TASK REQUIREMENTS
Whichever lines of the entries hold the word "Доставка" should be identified and copied.

MATERIAL PROVIDED
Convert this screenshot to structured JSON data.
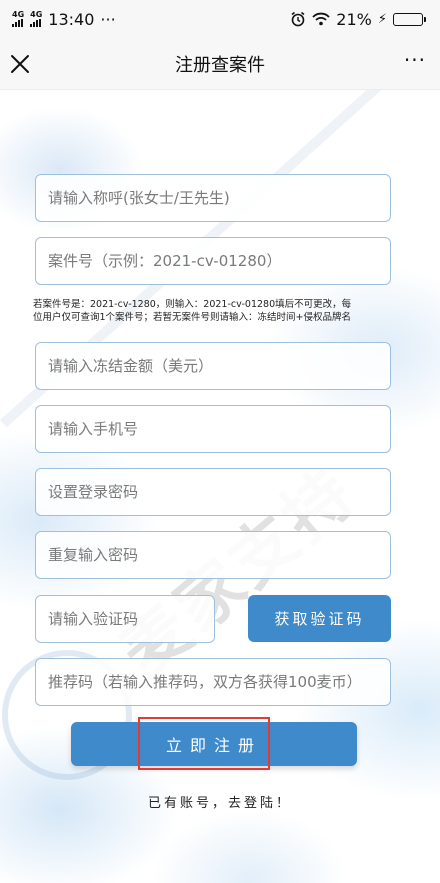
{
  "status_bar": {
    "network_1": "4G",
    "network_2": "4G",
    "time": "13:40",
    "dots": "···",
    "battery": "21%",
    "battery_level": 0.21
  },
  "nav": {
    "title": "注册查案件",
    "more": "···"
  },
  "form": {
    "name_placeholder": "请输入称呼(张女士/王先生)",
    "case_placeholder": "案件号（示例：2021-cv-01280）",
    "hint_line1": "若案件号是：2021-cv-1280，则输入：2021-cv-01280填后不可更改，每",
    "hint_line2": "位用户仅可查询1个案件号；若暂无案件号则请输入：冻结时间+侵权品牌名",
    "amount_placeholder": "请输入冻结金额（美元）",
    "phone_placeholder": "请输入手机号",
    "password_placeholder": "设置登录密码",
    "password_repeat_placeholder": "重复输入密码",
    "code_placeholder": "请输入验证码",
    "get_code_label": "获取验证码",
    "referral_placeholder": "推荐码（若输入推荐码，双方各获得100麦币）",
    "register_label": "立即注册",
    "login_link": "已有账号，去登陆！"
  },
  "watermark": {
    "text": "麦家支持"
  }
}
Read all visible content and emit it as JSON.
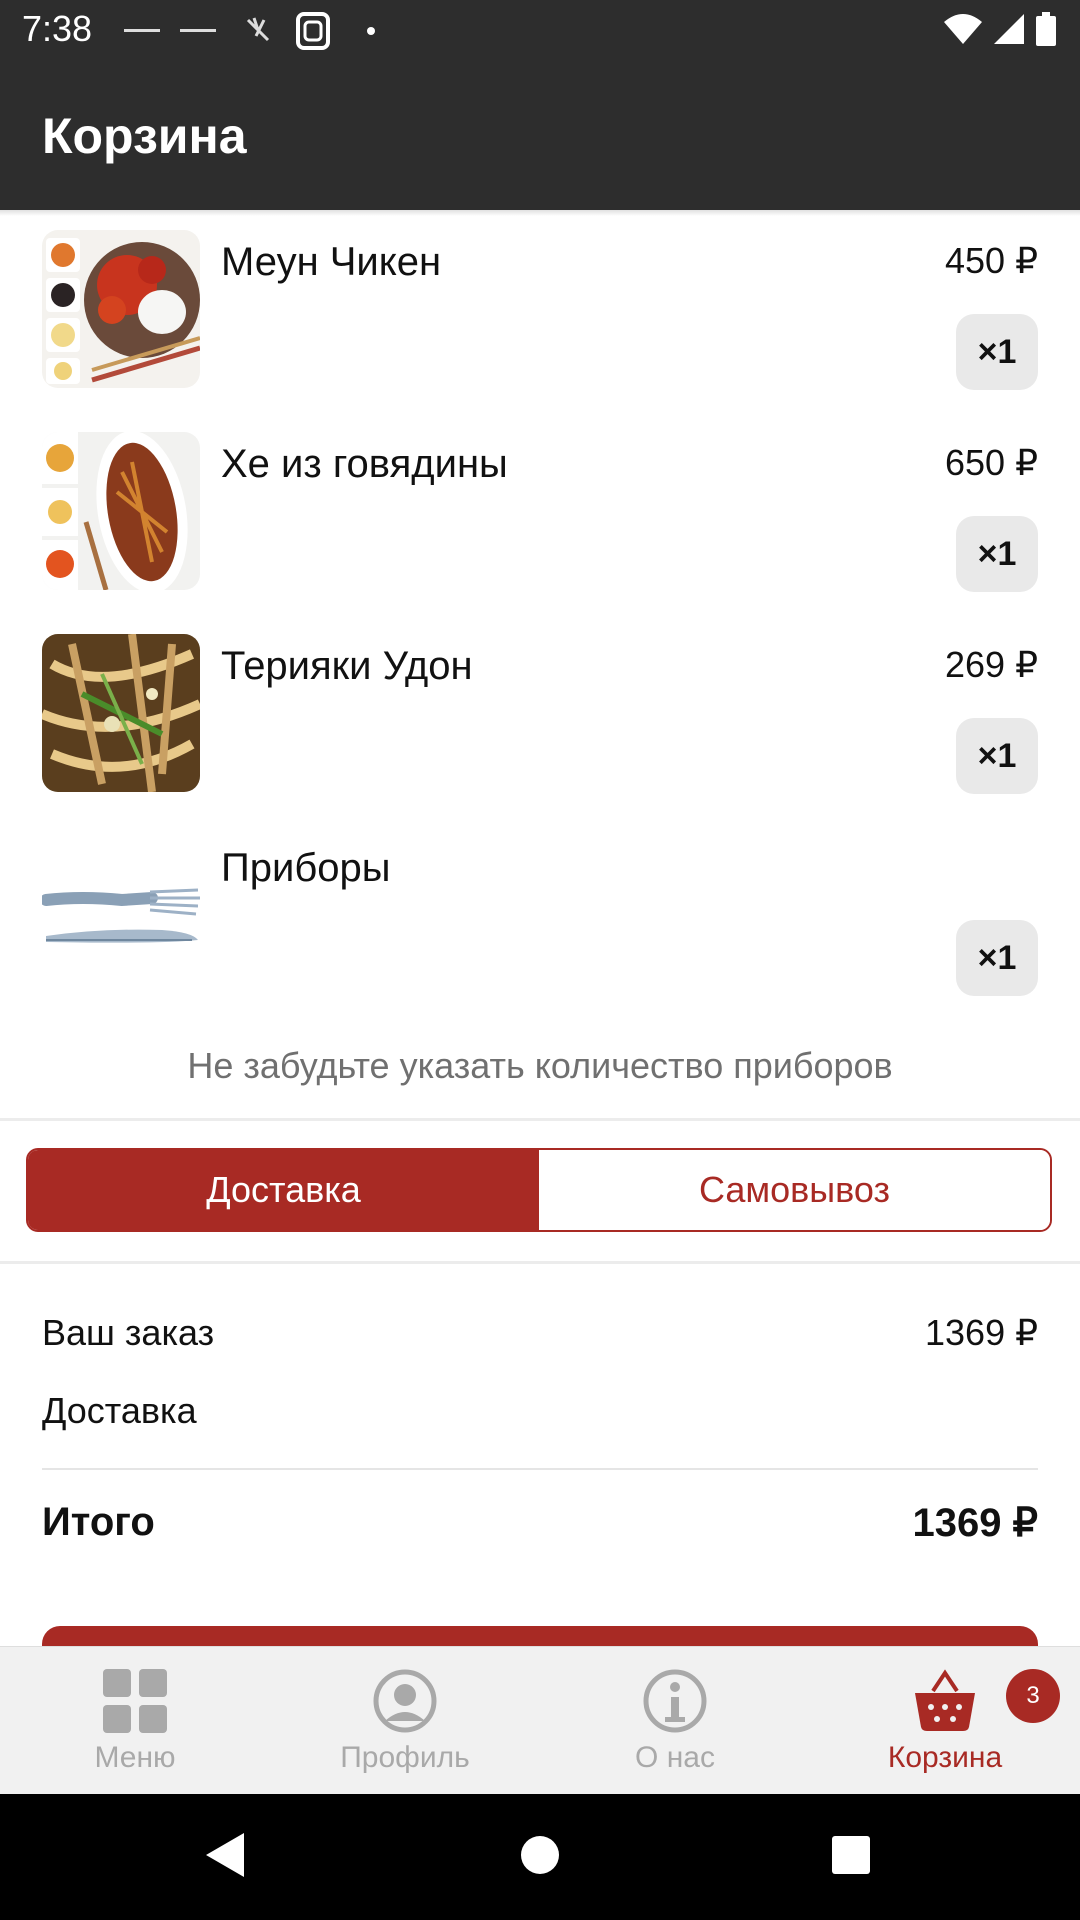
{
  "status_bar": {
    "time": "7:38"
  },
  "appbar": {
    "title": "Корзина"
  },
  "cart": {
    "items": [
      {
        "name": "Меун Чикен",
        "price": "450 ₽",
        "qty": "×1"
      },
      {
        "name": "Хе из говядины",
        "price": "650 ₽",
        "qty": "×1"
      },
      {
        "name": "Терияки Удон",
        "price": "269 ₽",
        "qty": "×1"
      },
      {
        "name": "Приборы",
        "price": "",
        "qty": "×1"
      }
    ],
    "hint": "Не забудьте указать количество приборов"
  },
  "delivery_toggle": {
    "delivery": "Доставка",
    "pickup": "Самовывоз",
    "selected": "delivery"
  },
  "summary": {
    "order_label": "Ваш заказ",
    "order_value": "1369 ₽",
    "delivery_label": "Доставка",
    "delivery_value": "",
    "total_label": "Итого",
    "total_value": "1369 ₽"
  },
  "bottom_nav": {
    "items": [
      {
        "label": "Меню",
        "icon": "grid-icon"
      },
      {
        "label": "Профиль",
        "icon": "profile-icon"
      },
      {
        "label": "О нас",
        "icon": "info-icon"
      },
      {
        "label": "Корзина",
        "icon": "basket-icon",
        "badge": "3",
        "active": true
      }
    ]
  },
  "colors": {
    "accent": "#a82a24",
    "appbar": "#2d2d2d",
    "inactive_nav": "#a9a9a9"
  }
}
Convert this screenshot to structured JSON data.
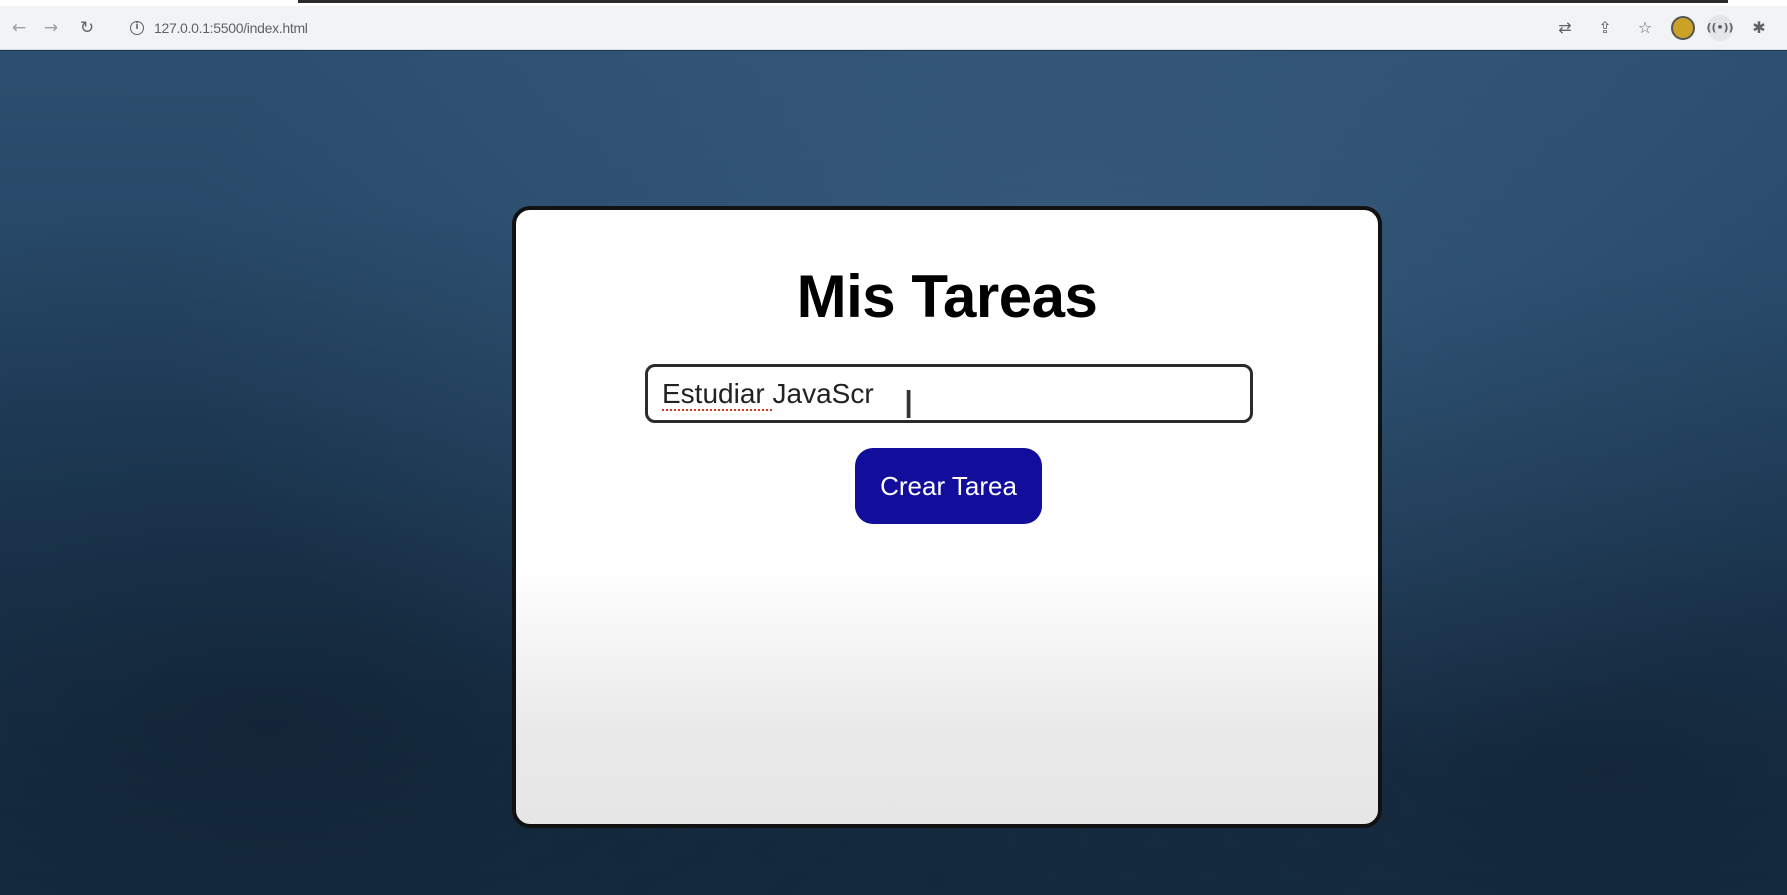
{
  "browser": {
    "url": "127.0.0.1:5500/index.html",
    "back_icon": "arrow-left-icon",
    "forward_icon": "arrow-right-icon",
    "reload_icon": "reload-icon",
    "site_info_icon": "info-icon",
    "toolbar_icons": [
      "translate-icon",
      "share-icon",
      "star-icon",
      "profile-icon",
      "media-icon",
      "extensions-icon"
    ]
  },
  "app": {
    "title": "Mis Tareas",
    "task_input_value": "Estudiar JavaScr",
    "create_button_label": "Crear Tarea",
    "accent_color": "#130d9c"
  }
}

WRITTEN ANSWER
    "delivery": "Доставка",
    "delivery_label": "Доставка",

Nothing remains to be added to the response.